Problem to work on:
Take every line from the listing below that contains "text".

Provided records:
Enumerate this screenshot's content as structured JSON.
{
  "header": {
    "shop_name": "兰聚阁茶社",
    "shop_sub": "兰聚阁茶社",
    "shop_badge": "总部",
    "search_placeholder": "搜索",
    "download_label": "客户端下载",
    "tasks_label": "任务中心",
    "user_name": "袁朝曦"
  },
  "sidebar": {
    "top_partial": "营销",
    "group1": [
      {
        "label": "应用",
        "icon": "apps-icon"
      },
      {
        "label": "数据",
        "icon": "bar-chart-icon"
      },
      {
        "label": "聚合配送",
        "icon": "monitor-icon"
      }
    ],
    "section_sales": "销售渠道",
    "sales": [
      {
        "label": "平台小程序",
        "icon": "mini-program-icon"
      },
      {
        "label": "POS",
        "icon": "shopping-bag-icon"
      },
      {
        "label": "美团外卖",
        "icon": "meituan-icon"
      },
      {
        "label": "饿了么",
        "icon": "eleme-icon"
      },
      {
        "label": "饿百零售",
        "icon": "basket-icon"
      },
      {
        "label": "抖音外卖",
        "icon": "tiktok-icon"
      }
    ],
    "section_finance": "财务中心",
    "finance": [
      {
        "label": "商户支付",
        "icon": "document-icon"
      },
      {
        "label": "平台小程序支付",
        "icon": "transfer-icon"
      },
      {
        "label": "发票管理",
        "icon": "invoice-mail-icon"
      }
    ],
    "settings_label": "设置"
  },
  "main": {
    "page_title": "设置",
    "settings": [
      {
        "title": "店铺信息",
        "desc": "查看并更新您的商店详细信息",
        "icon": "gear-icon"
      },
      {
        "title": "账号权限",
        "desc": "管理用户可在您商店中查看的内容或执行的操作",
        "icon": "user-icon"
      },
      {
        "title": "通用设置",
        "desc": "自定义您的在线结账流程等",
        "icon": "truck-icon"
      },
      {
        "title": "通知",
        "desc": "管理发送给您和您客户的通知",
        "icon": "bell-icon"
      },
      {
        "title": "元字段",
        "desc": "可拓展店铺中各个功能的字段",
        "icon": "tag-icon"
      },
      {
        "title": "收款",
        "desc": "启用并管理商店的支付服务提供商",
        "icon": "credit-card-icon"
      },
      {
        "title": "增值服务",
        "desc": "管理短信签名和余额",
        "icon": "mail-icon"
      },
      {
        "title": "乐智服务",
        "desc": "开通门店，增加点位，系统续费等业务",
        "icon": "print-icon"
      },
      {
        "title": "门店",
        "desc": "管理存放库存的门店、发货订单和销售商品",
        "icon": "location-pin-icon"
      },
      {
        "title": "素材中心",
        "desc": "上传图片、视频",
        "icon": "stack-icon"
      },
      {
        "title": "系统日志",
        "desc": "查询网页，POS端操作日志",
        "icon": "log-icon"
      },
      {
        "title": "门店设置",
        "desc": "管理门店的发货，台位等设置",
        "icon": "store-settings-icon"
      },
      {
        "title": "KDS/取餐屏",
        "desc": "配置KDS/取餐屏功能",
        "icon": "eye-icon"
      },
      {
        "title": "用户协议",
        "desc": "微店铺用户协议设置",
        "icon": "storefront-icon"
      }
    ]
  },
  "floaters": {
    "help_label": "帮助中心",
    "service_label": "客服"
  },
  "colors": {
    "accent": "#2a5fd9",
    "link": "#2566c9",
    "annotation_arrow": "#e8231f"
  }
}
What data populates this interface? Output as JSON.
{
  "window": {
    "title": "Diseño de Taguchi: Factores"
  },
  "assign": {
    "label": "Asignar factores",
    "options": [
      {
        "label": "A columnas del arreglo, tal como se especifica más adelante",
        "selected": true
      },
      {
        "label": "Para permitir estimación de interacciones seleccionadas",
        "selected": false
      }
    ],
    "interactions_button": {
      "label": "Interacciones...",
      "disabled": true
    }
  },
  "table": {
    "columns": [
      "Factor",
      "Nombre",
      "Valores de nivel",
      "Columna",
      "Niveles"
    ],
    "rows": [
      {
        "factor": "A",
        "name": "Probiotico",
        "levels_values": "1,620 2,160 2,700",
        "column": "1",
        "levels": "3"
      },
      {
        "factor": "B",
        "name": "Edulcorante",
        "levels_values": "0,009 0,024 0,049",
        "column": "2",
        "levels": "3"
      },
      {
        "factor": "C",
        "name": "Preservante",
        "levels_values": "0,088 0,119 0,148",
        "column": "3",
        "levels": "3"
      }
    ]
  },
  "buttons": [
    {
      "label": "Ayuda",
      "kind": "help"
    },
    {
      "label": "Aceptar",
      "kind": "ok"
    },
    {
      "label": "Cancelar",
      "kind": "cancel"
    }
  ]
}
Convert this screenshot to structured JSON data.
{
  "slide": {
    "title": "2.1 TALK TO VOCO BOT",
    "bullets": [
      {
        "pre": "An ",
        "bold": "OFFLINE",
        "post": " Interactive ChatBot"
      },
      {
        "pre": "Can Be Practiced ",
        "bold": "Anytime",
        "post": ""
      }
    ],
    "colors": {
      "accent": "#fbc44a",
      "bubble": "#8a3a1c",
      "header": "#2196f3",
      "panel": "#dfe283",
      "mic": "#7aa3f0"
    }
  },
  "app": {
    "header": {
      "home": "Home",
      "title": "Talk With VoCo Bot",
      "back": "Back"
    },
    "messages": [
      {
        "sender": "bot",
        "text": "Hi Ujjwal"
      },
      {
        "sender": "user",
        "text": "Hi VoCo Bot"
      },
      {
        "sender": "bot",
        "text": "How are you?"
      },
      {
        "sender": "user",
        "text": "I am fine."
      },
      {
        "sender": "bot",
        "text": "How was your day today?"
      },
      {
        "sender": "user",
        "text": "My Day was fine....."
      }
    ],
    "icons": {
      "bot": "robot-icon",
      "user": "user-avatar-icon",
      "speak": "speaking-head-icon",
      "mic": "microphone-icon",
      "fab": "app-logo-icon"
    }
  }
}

Completed task:
        "text": "Hi Ujjwal"
        "text": "Hi VoCo Bot"
        "text": "How are you?"
        "text": "I am fine."
        "text": "How was your day today?"
        "text": "My Day was fine....."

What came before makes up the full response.